** Data excerpts **
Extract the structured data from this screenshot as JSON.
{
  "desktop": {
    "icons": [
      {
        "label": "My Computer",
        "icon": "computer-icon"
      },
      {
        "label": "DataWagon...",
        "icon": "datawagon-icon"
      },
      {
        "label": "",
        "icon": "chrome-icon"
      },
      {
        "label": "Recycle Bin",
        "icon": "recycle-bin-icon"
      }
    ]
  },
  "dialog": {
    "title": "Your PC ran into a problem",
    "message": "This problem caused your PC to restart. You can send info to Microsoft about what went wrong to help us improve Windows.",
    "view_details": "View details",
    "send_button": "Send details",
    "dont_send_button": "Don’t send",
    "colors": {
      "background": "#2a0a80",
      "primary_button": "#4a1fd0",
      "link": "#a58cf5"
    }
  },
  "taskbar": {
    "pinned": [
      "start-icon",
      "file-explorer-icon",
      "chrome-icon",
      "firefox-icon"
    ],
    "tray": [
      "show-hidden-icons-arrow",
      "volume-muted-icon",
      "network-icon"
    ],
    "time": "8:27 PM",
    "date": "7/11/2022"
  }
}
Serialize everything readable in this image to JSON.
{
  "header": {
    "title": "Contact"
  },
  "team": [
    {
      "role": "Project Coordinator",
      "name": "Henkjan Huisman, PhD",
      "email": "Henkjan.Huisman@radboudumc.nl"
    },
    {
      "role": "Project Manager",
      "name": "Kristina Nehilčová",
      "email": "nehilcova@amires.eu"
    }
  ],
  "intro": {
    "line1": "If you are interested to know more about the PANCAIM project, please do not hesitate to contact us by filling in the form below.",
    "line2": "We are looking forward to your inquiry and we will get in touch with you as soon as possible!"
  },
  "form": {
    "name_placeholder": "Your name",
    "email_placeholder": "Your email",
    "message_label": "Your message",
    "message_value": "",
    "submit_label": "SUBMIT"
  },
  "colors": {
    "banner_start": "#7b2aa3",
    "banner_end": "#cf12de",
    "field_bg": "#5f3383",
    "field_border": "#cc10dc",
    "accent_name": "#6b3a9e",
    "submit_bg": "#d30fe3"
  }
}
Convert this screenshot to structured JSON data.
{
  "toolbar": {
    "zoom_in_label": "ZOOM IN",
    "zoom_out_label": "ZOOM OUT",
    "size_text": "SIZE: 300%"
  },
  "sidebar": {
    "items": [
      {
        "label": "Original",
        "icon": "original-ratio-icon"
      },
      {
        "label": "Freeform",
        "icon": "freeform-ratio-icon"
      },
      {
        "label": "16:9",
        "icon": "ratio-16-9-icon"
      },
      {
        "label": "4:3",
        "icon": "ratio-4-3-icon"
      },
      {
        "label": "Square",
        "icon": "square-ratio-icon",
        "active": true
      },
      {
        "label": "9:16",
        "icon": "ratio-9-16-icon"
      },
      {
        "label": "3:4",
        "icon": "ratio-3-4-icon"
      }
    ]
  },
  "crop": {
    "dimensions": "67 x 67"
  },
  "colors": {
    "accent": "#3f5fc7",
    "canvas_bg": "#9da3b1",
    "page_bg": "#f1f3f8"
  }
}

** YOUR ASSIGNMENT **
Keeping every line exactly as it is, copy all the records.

** TASK OUTPUT **
Extract the structured data from this screenshot as JSON.
{
  "desktop": {
    "icons": [
      {
        "label": "My Computer",
        "icon": "computer-icon"
      },
      {
        "label": "DataWagon...",
        "icon": "datawagon-icon"
      },
      {
        "label": "",
        "icon": "chrome-icon"
      },
      {
        "label": "Recycle Bin",
        "icon": "recycle-bin-icon"
      }
    ]
  },
  "dialog": {
    "title": "Your PC ran into a problem",
    "message": "This problem caused your PC to restart. You can send info to Microsoft about what went wrong to help us improve Windows.",
    "view_details": "View details",
    "send_button": "Send details",
    "dont_send_button": "Don’t send",
    "colors": {
      "background": "#2a0a80",
      "primary_button": "#4a1fd0",
      "link": "#a58cf5"
    }
  },
  "taskbar": {
    "pinned": [
      "start-icon",
      "file-explorer-icon",
      "chrome-icon",
      "firefox-icon"
    ],
    "tray": [
      "show-hidden-icons-arrow",
      "volume-muted-icon",
      "network-icon"
    ],
    "time": "8:27 PM",
    "date": "7/11/2022"
  }
}
Serialize everything readable in this image to JSON.
{
  "header": {
    "title": "Contact"
  },
  "team": [
    {
      "role": "Project Coordinator",
      "name": "Henkjan Huisman, PhD",
      "email": "Henkjan.Huisman@radboudumc.nl"
    },
    {
      "role": "Project Manager",
      "name": "Kristina Nehilčová",
      "email": "nehilcova@amires.eu"
    }
  ],
  "intro": {
    "line1": "If you are interested to know more about the PANCAIM project, please do not hesitate to contact us by filling in the form below.",
    "line2": "We are looking forward to your inquiry and we will get in touch with you as soon as possible!"
  },
  "form": {
    "name_placeholder": "Your name",
    "email_placeholder": "Your email",
    "message_label": "Your message",
    "message_value": "",
    "submit_label": "SUBMIT"
  },
  "colors": {
    "banner_start": "#7b2aa3",
    "banner_end": "#cf12de",
    "field_bg": "#5f3383",
    "field_border": "#cc10dc",
    "accent_name": "#6b3a9e",
    "submit_bg": "#d30fe3"
  }
}
Convert this screenshot to structured JSON data.
{
  "toolbar": {
    "zoom_in_label": "ZOOM IN",
    "zoom_out_label": "ZOOM OUT",
    "size_text": "SIZE: 300%"
  },
  "sidebar": {
    "items": [
      {
        "label": "Original",
        "icon": "original-ratio-icon"
      },
      {
        "label": "Freeform",
        "icon": "freeform-ratio-icon"
      },
      {
        "label": "16:9",
        "icon": "ratio-16-9-icon"
      },
      {
        "label": "4:3",
        "icon": "ratio-4-3-icon"
      },
      {
        "label": "Square",
        "icon": "square-ratio-icon",
        "active": true
      },
      {
        "label": "9:16",
        "icon": "ratio-9-16-icon"
      },
      {
        "label": "3:4",
        "icon": "ratio-3-4-icon"
      }
    ]
  },
  "crop": {
    "dimensions": "67 x 67"
  },
  "colors": {
    "accent": "#3f5fc7",
    "canvas_bg": "#9da3b1",
    "page_bg": "#f1f3f8"
  }
}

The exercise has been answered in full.